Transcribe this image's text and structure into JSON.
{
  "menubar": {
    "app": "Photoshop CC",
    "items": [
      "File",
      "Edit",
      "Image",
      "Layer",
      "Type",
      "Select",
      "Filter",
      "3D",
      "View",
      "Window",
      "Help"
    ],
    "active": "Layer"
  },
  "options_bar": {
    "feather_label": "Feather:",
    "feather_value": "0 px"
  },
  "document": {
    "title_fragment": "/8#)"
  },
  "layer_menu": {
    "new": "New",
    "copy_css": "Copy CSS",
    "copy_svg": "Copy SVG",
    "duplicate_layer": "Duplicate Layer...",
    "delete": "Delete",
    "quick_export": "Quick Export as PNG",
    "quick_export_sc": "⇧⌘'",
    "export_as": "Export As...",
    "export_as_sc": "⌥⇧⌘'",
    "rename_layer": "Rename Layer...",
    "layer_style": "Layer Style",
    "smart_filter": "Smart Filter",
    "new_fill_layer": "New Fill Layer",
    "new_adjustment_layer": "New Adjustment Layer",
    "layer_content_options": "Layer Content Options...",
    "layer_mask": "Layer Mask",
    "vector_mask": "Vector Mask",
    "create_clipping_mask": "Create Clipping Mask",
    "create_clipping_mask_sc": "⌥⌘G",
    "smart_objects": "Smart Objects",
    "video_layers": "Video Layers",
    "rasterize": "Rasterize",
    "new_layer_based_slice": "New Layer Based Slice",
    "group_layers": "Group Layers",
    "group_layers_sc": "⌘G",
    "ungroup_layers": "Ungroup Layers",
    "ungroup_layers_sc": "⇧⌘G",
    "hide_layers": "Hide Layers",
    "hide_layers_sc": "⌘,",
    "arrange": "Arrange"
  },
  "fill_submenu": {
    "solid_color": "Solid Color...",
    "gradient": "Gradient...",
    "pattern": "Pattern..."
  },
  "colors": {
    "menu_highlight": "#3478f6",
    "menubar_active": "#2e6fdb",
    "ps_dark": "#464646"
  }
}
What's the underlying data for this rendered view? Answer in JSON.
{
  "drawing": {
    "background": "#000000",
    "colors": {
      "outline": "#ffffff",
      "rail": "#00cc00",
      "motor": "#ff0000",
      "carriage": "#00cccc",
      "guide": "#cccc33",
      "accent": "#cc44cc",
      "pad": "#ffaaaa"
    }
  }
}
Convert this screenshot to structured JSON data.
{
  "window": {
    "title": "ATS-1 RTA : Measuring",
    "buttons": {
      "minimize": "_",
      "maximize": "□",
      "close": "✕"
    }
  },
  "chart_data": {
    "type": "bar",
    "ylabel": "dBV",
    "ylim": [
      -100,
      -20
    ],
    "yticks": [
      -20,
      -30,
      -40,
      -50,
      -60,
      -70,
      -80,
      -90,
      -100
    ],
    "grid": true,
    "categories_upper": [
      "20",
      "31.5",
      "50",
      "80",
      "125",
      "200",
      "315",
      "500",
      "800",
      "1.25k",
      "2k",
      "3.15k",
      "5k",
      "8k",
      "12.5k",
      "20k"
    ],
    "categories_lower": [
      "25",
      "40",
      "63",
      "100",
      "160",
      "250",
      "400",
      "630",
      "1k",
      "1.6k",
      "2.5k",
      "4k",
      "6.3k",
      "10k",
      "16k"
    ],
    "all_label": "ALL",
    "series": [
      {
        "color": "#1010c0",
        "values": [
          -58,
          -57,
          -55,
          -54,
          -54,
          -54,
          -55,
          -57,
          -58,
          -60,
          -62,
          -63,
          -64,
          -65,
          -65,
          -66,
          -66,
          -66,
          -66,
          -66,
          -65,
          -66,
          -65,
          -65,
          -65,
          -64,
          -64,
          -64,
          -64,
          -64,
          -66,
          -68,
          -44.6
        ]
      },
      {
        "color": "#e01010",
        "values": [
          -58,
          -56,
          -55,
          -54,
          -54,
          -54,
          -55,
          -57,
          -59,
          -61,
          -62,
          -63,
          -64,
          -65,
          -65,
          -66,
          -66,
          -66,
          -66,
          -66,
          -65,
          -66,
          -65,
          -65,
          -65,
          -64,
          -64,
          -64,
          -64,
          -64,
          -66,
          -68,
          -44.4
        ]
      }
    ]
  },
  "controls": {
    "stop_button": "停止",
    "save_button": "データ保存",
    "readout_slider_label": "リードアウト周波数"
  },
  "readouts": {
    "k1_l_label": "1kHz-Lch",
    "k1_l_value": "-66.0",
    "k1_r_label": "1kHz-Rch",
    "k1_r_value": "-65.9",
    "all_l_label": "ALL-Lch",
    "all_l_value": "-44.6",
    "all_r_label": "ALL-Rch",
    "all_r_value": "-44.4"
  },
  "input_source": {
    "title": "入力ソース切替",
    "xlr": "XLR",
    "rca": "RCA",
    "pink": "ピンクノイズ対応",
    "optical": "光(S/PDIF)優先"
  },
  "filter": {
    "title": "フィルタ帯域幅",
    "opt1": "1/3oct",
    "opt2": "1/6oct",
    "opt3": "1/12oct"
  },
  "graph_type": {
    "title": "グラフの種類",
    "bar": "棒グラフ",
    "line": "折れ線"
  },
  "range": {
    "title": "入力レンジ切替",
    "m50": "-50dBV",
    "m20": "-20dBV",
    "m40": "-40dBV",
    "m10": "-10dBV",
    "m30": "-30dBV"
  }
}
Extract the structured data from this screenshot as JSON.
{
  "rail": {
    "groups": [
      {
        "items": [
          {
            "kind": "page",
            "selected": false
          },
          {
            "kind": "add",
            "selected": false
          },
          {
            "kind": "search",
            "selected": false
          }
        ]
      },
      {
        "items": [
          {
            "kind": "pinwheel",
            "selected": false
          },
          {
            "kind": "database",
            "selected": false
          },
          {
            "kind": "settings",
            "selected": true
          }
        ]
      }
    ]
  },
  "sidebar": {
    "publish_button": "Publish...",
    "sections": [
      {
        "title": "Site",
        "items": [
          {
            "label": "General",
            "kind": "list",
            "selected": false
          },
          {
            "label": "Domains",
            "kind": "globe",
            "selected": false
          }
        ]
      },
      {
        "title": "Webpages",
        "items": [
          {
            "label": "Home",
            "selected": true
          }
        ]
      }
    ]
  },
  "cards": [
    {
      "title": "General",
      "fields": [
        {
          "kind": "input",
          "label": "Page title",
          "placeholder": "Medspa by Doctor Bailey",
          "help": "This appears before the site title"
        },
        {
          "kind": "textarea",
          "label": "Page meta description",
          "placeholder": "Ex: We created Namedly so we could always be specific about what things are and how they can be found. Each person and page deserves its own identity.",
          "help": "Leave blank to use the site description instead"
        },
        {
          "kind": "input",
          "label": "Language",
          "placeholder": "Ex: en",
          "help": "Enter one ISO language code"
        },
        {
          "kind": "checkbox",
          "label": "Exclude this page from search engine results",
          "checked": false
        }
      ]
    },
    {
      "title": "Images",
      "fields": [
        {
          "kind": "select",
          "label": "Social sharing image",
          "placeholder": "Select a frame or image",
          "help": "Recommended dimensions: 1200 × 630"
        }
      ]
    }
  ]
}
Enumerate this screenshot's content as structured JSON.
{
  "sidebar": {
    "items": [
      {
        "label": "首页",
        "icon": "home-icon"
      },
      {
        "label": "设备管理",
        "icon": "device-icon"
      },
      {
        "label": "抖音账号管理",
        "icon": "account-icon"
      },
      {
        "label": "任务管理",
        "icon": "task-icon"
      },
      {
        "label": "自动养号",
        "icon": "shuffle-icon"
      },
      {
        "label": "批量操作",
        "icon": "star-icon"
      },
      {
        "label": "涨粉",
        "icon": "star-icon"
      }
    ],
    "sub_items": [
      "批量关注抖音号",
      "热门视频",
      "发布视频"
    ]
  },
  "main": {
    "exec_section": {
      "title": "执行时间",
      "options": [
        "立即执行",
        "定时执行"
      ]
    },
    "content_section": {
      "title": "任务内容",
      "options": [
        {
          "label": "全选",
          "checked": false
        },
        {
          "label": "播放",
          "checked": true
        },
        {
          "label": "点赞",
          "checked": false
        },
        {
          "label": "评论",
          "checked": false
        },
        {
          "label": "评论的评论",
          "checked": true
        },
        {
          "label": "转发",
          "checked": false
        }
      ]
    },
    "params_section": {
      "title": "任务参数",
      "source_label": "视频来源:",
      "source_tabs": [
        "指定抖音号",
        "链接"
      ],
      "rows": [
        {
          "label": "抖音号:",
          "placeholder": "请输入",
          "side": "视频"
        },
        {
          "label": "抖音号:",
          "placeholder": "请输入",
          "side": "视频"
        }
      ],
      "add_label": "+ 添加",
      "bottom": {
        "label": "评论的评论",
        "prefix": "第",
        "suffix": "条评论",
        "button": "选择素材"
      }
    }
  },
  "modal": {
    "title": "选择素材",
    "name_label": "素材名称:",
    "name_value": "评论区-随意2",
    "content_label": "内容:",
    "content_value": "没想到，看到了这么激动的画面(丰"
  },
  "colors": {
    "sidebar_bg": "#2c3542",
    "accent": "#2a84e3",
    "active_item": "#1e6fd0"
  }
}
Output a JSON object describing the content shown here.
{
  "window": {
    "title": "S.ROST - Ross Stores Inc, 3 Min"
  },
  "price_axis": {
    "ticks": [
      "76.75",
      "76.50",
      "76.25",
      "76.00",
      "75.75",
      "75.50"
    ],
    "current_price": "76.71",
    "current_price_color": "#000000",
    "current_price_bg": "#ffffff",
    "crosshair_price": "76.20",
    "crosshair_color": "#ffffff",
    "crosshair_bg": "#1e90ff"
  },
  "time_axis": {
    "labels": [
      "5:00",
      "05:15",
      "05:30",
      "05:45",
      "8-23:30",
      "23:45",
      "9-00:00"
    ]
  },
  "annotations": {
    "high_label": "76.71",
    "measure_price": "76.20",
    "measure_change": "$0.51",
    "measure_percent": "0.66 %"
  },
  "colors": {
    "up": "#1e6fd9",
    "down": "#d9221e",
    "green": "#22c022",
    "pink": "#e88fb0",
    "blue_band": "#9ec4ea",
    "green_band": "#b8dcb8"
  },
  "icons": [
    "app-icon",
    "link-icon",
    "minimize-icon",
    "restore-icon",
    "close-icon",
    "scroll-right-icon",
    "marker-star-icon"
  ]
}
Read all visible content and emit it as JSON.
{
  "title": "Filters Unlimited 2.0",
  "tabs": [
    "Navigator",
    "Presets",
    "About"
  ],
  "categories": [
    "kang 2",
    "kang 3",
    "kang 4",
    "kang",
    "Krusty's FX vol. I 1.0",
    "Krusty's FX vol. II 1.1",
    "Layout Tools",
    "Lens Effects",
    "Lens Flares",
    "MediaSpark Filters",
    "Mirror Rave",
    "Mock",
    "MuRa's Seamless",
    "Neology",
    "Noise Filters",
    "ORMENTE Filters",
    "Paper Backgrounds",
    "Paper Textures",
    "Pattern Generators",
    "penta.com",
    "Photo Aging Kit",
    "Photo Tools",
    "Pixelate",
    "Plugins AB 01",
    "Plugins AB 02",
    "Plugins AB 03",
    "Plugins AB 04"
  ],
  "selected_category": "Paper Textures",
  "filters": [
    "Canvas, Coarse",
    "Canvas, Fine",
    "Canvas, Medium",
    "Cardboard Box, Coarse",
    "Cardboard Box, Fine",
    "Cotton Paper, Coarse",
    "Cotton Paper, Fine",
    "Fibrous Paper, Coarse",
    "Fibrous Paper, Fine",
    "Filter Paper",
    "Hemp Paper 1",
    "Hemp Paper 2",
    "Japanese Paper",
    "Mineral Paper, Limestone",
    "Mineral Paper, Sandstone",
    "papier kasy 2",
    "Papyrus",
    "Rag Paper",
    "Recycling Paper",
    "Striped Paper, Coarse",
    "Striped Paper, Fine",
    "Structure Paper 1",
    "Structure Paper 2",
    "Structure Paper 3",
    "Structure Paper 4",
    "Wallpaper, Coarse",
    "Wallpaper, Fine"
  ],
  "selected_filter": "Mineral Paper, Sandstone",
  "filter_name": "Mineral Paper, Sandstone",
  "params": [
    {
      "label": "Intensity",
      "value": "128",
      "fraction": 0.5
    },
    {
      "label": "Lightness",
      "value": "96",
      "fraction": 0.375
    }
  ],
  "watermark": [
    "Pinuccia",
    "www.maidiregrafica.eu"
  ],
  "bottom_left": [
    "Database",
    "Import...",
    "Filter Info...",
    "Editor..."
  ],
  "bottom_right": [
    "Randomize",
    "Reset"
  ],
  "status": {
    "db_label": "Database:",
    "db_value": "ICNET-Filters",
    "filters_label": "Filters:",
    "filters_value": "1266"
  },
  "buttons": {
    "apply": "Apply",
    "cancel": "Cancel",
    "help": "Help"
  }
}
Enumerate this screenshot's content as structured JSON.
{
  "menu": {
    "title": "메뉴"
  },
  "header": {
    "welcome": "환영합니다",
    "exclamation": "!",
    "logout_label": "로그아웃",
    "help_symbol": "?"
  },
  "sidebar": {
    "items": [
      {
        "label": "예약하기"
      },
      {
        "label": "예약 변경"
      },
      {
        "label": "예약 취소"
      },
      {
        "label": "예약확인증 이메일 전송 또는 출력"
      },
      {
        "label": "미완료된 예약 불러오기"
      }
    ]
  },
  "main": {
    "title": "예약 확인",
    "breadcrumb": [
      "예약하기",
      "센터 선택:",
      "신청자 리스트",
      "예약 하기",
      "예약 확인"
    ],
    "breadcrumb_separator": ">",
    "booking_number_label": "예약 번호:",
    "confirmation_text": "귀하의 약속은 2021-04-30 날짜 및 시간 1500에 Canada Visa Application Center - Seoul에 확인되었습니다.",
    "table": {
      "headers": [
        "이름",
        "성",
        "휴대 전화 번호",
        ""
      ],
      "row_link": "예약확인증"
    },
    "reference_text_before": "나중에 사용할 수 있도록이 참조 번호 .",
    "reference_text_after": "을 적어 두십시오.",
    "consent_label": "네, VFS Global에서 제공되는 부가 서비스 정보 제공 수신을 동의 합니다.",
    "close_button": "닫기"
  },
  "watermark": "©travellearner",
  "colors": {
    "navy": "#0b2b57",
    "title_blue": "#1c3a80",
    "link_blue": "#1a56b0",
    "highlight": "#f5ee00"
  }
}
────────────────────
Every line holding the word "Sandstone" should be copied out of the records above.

    "Mineral Paper, Sandstone",
  "selected_filter": "Mineral Paper, Sandstone",
  "filter_name": "Mineral Paper, Sandstone",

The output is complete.